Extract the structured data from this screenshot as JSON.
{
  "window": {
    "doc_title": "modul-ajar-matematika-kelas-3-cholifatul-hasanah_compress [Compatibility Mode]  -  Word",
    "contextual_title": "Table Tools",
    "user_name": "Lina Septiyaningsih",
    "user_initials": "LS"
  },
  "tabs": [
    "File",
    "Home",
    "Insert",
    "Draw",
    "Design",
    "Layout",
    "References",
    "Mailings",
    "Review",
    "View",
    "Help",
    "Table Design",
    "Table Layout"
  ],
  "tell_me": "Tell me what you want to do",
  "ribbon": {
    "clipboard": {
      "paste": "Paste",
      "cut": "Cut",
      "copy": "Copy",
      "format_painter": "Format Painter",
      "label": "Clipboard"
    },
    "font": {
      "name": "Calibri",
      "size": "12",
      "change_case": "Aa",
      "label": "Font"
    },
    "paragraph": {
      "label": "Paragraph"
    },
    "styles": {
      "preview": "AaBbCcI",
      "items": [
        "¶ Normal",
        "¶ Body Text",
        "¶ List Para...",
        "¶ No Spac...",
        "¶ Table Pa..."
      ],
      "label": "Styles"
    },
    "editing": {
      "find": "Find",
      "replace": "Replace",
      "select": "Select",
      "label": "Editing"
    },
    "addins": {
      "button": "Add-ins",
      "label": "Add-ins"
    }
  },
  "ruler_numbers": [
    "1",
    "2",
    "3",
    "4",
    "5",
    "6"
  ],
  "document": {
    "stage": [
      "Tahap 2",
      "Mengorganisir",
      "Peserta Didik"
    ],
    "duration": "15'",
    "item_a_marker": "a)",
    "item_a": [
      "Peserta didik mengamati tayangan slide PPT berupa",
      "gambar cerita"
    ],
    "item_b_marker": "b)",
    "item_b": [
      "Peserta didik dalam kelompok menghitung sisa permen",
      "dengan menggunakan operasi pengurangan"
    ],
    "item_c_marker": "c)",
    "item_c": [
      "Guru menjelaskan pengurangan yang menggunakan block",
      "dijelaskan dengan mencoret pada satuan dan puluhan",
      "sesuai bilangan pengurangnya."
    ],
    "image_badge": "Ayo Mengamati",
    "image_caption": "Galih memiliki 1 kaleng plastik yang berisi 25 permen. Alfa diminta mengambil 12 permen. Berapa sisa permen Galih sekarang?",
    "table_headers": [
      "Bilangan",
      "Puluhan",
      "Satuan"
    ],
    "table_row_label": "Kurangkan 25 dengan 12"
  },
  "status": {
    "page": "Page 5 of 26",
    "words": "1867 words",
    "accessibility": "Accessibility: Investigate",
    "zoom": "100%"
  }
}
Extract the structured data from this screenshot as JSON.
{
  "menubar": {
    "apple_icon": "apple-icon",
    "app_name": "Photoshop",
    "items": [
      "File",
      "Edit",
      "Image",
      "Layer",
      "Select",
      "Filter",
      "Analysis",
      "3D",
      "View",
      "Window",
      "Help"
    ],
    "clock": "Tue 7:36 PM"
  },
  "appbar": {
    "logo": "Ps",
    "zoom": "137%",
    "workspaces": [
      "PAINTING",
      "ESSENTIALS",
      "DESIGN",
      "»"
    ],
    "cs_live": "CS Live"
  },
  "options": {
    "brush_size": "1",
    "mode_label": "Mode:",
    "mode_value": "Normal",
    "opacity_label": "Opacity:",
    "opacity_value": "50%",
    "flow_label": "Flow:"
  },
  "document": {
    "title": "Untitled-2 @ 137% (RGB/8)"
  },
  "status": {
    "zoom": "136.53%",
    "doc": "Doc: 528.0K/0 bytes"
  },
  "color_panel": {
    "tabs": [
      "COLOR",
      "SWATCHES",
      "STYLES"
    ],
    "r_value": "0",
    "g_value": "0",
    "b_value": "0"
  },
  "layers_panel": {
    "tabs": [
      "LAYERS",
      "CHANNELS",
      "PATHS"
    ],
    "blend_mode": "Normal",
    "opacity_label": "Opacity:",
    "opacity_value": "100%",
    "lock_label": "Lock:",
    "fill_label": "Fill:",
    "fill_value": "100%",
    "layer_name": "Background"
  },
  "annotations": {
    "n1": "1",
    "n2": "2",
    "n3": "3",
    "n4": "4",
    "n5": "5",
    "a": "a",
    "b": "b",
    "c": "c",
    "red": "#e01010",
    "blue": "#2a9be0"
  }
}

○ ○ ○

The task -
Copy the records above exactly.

Answer to this exercise -
Extract the structured data from this screenshot as JSON.
{
  "window": {
    "doc_title": "modul-ajar-matematika-kelas-3-cholifatul-hasanah_compress [Compatibility Mode]  -  Word",
    "contextual_title": "Table Tools",
    "user_name": "Lina Septiyaningsih",
    "user_initials": "LS"
  },
  "tabs": [
    "File",
    "Home",
    "Insert",
    "Draw",
    "Design",
    "Layout",
    "References",
    "Mailings",
    "Review",
    "View",
    "Help",
    "Table Design",
    "Table Layout"
  ],
  "tell_me": "Tell me what you want to do",
  "ribbon": {
    "clipboard": {
      "paste": "Paste",
      "cut": "Cut",
      "copy": "Copy",
      "format_painter": "Format Painter",
      "label": "Clipboard"
    },
    "font": {
      "name": "Calibri",
      "size": "12",
      "change_case": "Aa",
      "label": "Font"
    },
    "paragraph": {
      "label": "Paragraph"
    },
    "styles": {
      "preview": "AaBbCcI",
      "items": [
        "¶ Normal",
        "¶ Body Text",
        "¶ List Para...",
        "¶ No Spac...",
        "¶ Table Pa..."
      ],
      "label": "Styles"
    },
    "editing": {
      "find": "Find",
      "replace": "Replace",
      "select": "Select",
      "label": "Editing"
    },
    "addins": {
      "button": "Add-ins",
      "label": "Add-ins"
    }
  },
  "ruler_numbers": [
    "1",
    "2",
    "3",
    "4",
    "5",
    "6"
  ],
  "document": {
    "stage": [
      "Tahap 2",
      "Mengorganisir",
      "Peserta Didik"
    ],
    "duration": "15'",
    "item_a_marker": "a)",
    "item_a": [
      "Peserta didik mengamati tayangan slide PPT berupa",
      "gambar cerita"
    ],
    "item_b_marker": "b)",
    "item_b": [
      "Peserta didik dalam kelompok menghitung sisa permen",
      "dengan menggunakan operasi pengurangan"
    ],
    "item_c_marker": "c)",
    "item_c": [
      "Guru menjelaskan pengurangan yang menggunakan block",
      "dijelaskan dengan mencoret pada satuan dan puluhan",
      "sesuai bilangan pengurangnya."
    ],
    "image_badge": "Ayo Mengamati",
    "image_caption": "Galih memiliki 1 kaleng plastik yang berisi 25 permen. Alfa diminta mengambil 12 permen. Berapa sisa permen Galih sekarang?",
    "table_headers": [
      "Bilangan",
      "Puluhan",
      "Satuan"
    ],
    "table_row_label": "Kurangkan 25 dengan 12"
  },
  "status": {
    "page": "Page 5 of 26",
    "words": "1867 words",
    "accessibility": "Accessibility: Investigate",
    "zoom": "100%"
  }
}
Extract the structured data from this screenshot as JSON.
{
  "menubar": {
    "apple_icon": "apple-icon",
    "app_name": "Photoshop",
    "items": [
      "File",
      "Edit",
      "Image",
      "Layer",
      "Select",
      "Filter",
      "Analysis",
      "3D",
      "View",
      "Window",
      "Help"
    ],
    "clock": "Tue 7:36 PM"
  },
  "appbar": {
    "logo": "Ps",
    "zoom": "137%",
    "workspaces": [
      "PAINTING",
      "ESSENTIALS",
      "DESIGN",
      "»"
    ],
    "cs_live": "CS Live"
  },
  "options": {
    "brush_size": "1",
    "mode_label": "Mode:",
    "mode_value": "Normal",
    "opacity_label": "Opacity:",
    "opacity_value": "50%",
    "flow_label": "Flow:"
  },
  "document": {
    "title": "Untitled-2 @ 137% (RGB/8)"
  },
  "status": {
    "zoom": "136.53%",
    "doc": "Doc: 528.0K/0 bytes"
  },
  "color_panel": {
    "tabs": [
      "COLOR",
      "SWATCHES",
      "STYLES"
    ],
    "r_value": "0",
    "g_value": "0",
    "b_value": "0"
  },
  "layers_panel": {
    "tabs": [
      "LAYERS",
      "CHANNELS",
      "PATHS"
    ],
    "blend_mode": "Normal",
    "opacity_label": "Opacity:",
    "opacity_value": "100%",
    "lock_label": "Lock:",
    "fill_label": "Fill:",
    "fill_value": "100%",
    "layer_name": "Background"
  },
  "annotations": {
    "n1": "1",
    "n2": "2",
    "n3": "3",
    "n4": "4",
    "n5": "5",
    "a": "a",
    "b": "b",
    "c": "c",
    "red": "#e01010",
    "blue": "#2a9be0"
  }
}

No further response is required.